[Entries from a dataset of interfaces]

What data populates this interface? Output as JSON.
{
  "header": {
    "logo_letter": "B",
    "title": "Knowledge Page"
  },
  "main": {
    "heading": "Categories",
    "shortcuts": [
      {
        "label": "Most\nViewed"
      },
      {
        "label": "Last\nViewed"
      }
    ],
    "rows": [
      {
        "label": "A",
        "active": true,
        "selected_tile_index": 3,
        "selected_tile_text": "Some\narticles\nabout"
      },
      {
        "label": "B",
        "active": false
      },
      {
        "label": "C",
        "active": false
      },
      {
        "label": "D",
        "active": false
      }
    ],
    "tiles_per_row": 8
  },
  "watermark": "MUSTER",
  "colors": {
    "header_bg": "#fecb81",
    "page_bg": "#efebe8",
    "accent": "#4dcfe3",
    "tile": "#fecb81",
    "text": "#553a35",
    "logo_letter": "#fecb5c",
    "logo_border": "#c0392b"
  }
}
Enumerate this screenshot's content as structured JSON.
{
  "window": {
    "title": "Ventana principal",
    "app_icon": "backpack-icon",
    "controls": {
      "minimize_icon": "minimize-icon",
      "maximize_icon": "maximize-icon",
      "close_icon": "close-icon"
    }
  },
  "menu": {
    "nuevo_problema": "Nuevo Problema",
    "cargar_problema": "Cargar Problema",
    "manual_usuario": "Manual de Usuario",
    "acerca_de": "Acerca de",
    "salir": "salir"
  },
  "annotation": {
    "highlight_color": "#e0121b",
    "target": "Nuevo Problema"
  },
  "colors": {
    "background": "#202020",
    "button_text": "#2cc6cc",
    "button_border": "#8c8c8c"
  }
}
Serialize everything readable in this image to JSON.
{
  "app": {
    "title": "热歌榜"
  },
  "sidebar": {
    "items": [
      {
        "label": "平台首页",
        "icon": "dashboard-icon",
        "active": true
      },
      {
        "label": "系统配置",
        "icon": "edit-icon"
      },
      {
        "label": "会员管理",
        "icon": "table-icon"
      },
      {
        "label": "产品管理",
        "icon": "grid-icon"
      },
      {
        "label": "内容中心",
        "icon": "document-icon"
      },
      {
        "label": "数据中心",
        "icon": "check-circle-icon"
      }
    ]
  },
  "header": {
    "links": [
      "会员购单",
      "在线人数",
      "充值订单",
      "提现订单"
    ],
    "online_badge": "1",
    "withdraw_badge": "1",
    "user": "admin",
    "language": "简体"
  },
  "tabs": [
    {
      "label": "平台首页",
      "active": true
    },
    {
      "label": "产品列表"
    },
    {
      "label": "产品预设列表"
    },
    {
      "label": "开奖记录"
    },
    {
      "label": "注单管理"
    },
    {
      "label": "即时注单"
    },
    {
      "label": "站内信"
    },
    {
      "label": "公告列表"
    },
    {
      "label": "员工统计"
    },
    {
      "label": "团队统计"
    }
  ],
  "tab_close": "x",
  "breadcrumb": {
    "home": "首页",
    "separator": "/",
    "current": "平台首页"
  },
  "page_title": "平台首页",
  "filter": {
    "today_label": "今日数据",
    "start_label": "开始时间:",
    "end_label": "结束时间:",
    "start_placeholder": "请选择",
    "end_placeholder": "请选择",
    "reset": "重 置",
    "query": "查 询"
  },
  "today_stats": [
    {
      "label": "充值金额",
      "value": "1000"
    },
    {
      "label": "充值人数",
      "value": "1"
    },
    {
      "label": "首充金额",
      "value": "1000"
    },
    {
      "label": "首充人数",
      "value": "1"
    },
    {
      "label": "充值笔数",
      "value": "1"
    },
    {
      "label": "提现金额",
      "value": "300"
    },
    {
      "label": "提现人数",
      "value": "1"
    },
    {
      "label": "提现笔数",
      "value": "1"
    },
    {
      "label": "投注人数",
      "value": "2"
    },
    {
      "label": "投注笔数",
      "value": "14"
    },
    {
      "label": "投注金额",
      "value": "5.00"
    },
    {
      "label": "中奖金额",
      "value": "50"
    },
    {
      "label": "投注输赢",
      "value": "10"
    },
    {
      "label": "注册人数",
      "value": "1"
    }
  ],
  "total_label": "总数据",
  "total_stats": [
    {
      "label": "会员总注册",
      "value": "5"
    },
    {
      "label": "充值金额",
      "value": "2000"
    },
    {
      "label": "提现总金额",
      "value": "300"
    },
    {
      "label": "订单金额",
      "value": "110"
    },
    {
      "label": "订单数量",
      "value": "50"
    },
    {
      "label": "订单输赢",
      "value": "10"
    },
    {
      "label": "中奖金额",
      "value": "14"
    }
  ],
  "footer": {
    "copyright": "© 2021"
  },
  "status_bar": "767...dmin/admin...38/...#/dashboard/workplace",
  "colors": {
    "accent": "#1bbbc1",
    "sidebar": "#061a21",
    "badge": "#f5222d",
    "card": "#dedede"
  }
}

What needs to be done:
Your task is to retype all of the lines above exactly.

Result below:
What data populates this interface? Output as JSON.
{
  "header": {
    "logo_letter": "B",
    "title": "Knowledge Page"
  },
  "main": {
    "heading": "Categories",
    "shortcuts": [
      {
        "label": "Most\nViewed"
      },
      {
        "label": "Last\nViewed"
      }
    ],
    "rows": [
      {
        "label": "A",
        "active": true,
        "selected_tile_index": 3,
        "selected_tile_text": "Some\narticles\nabout"
      },
      {
        "label": "B",
        "active": false
      },
      {
        "label": "C",
        "active": false
      },
      {
        "label": "D",
        "active": false
      }
    ],
    "tiles_per_row": 8
  },
  "watermark": "MUSTER",
  "colors": {
    "header_bg": "#fecb81",
    "page_bg": "#efebe8",
    "accent": "#4dcfe3",
    "tile": "#fecb81",
    "text": "#553a35",
    "logo_letter": "#fecb5c",
    "logo_border": "#c0392b"
  }
}
Enumerate this screenshot's content as structured JSON.
{
  "window": {
    "title": "Ventana principal",
    "app_icon": "backpack-icon",
    "controls": {
      "minimize_icon": "minimize-icon",
      "maximize_icon": "maximize-icon",
      "close_icon": "close-icon"
    }
  },
  "menu": {
    "nuevo_problema": "Nuevo Problema",
    "cargar_problema": "Cargar Problema",
    "manual_usuario": "Manual de Usuario",
    "acerca_de": "Acerca de",
    "salir": "salir"
  },
  "annotation": {
    "highlight_color": "#e0121b",
    "target": "Nuevo Problema"
  },
  "colors": {
    "background": "#202020",
    "button_text": "#2cc6cc",
    "button_border": "#8c8c8c"
  }
}
Serialize everything readable in this image to JSON.
{
  "app": {
    "title": "热歌榜"
  },
  "sidebar": {
    "items": [
      {
        "label": "平台首页",
        "icon": "dashboard-icon",
        "active": true
      },
      {
        "label": "系统配置",
        "icon": "edit-icon"
      },
      {
        "label": "会员管理",
        "icon": "table-icon"
      },
      {
        "label": "产品管理",
        "icon": "grid-icon"
      },
      {
        "label": "内容中心",
        "icon": "document-icon"
      },
      {
        "label": "数据中心",
        "icon": "check-circle-icon"
      }
    ]
  },
  "header": {
    "links": [
      "会员购单",
      "在线人数",
      "充值订单",
      "提现订单"
    ],
    "online_badge": "1",
    "withdraw_badge": "1",
    "user": "admin",
    "language": "简体"
  },
  "tabs": [
    {
      "label": "平台首页",
      "active": true
    },
    {
      "label": "产品列表"
    },
    {
      "label": "产品预设列表"
    },
    {
      "label": "开奖记录"
    },
    {
      "label": "注单管理"
    },
    {
      "label": "即时注单"
    },
    {
      "label": "站内信"
    },
    {
      "label": "公告列表"
    },
    {
      "label": "员工统计"
    },
    {
      "label": "团队统计"
    }
  ],
  "tab_close": "x",
  "breadcrumb": {
    "home": "首页",
    "separator": "/",
    "current": "平台首页"
  },
  "page_title": "平台首页",
  "filter": {
    "today_label": "今日数据",
    "start_label": "开始时间:",
    "end_label": "结束时间:",
    "start_placeholder": "请选择",
    "end_placeholder": "请选择",
    "reset": "重 置",
    "query": "查 询"
  },
  "today_stats": [
    {
      "label": "充值金额",
      "value": "1000"
    },
    {
      "label": "充值人数",
      "value": "1"
    },
    {
      "label": "首充金额",
      "value": "1000"
    },
    {
      "label": "首充人数",
      "value": "1"
    },
    {
      "label": "充值笔数",
      "value": "1"
    },
    {
      "label": "提现金额",
      "value": "300"
    },
    {
      "label": "提现人数",
      "value": "1"
    },
    {
      "label": "提现笔数",
      "value": "1"
    },
    {
      "label": "投注人数",
      "value": "2"
    },
    {
      "label": "投注笔数",
      "value": "14"
    },
    {
      "label": "投注金额",
      "value": "5.00"
    },
    {
      "label": "中奖金额",
      "value": "50"
    },
    {
      "label": "投注输赢",
      "value": "10"
    },
    {
      "label": "注册人数",
      "value": "1"
    }
  ],
  "total_label": "总数据",
  "total_stats": [
    {
      "label": "会员总注册",
      "value": "5"
    },
    {
      "label": "充值金额",
      "value": "2000"
    },
    {
      "label": "提现总金额",
      "value": "300"
    },
    {
      "label": "订单金额",
      "value": "110"
    },
    {
      "label": "订单数量",
      "value": "50"
    },
    {
      "label": "订单输赢",
      "value": "10"
    },
    {
      "label": "中奖金额",
      "value": "14"
    }
  ],
  "footer": {
    "copyright": "© 2021"
  },
  "status_bar": "767...dmin/admin...38/...#/dashboard/workplace",
  "colors": {
    "accent": "#1bbbc1",
    "sidebar": "#061a21",
    "badge": "#f5222d",
    "card": "#dedede"
  }
}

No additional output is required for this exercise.